**Prompt:** Lift every line from the entries that includes the word "Test".

=== Section Start ===

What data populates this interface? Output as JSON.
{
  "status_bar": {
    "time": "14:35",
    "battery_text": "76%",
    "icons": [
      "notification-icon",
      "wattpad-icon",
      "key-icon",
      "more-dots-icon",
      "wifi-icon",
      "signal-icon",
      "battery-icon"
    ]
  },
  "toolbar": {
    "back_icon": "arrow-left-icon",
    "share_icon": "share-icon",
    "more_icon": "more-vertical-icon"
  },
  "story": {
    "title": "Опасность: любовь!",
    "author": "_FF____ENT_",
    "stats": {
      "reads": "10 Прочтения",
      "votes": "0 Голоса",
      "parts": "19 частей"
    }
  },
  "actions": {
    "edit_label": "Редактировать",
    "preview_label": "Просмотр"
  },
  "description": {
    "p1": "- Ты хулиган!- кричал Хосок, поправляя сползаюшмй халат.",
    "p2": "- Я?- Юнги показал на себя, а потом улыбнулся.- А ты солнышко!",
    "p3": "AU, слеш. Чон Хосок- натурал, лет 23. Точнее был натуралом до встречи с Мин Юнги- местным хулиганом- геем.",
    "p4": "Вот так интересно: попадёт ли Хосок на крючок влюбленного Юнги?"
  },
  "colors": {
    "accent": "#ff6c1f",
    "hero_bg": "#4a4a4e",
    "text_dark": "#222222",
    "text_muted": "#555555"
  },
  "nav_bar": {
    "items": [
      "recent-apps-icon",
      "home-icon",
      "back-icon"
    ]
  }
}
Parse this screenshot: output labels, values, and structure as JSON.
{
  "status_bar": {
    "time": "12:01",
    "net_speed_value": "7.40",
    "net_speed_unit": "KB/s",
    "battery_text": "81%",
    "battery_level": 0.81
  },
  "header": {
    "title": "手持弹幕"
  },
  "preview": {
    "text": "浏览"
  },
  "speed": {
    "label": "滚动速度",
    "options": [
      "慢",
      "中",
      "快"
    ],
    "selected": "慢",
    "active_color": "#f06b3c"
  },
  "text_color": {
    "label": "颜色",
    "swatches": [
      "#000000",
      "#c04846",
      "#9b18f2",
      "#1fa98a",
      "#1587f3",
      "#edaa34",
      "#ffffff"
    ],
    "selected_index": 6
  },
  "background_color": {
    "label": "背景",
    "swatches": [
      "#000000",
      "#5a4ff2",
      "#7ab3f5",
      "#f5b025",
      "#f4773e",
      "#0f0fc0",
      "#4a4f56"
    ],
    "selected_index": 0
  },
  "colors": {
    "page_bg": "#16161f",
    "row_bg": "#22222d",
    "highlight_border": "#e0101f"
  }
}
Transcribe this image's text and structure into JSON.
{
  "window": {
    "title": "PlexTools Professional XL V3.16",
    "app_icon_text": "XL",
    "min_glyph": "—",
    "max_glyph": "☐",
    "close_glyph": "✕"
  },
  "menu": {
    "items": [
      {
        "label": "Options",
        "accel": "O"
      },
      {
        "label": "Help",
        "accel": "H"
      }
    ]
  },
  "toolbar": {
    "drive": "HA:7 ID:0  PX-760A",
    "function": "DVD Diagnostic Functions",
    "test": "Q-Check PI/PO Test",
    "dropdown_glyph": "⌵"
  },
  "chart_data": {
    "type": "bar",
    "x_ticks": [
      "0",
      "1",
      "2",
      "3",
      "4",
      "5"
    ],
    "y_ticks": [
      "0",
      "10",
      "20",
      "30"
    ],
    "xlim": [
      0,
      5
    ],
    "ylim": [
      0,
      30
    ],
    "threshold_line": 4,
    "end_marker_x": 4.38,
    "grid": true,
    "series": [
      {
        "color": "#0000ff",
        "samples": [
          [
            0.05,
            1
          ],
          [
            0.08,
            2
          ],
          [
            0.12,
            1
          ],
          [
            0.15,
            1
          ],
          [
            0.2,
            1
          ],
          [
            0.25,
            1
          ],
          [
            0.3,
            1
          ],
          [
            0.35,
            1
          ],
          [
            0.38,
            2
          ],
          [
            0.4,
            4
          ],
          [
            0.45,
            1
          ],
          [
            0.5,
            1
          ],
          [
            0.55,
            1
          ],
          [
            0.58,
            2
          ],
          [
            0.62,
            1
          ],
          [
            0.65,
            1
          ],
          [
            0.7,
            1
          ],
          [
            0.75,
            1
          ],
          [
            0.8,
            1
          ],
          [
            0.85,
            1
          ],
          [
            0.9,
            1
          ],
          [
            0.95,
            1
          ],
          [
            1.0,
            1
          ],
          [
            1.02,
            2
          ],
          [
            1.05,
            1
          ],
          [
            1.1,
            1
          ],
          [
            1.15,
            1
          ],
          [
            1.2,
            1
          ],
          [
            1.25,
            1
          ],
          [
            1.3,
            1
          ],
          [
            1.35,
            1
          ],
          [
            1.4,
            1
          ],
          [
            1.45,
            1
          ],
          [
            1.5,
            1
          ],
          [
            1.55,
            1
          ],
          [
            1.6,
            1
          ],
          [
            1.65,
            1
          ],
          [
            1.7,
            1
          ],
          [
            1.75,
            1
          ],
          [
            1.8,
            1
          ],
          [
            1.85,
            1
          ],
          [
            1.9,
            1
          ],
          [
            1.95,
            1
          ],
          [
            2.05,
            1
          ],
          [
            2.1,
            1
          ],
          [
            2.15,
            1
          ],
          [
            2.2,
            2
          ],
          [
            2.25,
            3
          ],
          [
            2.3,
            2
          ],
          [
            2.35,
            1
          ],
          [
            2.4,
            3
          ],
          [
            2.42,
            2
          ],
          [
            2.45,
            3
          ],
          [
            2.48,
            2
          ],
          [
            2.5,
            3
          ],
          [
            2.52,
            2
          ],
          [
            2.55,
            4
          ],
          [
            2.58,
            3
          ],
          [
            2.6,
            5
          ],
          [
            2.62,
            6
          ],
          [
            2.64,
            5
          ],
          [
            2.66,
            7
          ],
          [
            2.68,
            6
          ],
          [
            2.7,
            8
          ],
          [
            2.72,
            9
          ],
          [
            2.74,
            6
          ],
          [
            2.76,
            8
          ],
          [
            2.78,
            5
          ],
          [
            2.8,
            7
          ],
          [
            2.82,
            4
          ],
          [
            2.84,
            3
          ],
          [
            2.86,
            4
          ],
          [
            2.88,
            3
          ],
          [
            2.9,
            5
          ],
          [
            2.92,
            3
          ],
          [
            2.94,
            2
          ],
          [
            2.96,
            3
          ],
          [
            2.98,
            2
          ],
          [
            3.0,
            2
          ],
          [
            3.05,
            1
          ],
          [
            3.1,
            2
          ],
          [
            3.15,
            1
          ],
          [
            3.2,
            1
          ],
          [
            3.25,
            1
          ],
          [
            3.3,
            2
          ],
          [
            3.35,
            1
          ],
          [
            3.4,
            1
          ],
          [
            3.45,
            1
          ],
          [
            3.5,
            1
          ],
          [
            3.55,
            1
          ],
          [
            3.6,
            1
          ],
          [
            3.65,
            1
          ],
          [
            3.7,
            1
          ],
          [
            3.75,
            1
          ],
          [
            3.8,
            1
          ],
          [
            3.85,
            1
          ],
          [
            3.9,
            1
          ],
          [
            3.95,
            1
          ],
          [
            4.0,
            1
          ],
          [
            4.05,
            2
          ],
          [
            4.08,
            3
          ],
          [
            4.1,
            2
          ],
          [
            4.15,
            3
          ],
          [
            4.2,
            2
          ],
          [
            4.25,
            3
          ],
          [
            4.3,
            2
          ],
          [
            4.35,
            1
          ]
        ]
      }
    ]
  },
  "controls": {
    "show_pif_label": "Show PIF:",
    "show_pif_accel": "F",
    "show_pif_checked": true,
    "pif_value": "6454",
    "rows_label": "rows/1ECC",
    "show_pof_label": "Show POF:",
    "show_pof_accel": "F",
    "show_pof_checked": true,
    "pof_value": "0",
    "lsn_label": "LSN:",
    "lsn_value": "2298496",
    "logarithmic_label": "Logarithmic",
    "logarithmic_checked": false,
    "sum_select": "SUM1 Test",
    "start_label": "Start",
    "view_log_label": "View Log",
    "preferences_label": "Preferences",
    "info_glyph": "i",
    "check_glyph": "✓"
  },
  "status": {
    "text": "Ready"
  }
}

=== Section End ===

**Result:**
    "test": "Q-Check PI/PO Test",
    "sum_select": "SUM1 Test",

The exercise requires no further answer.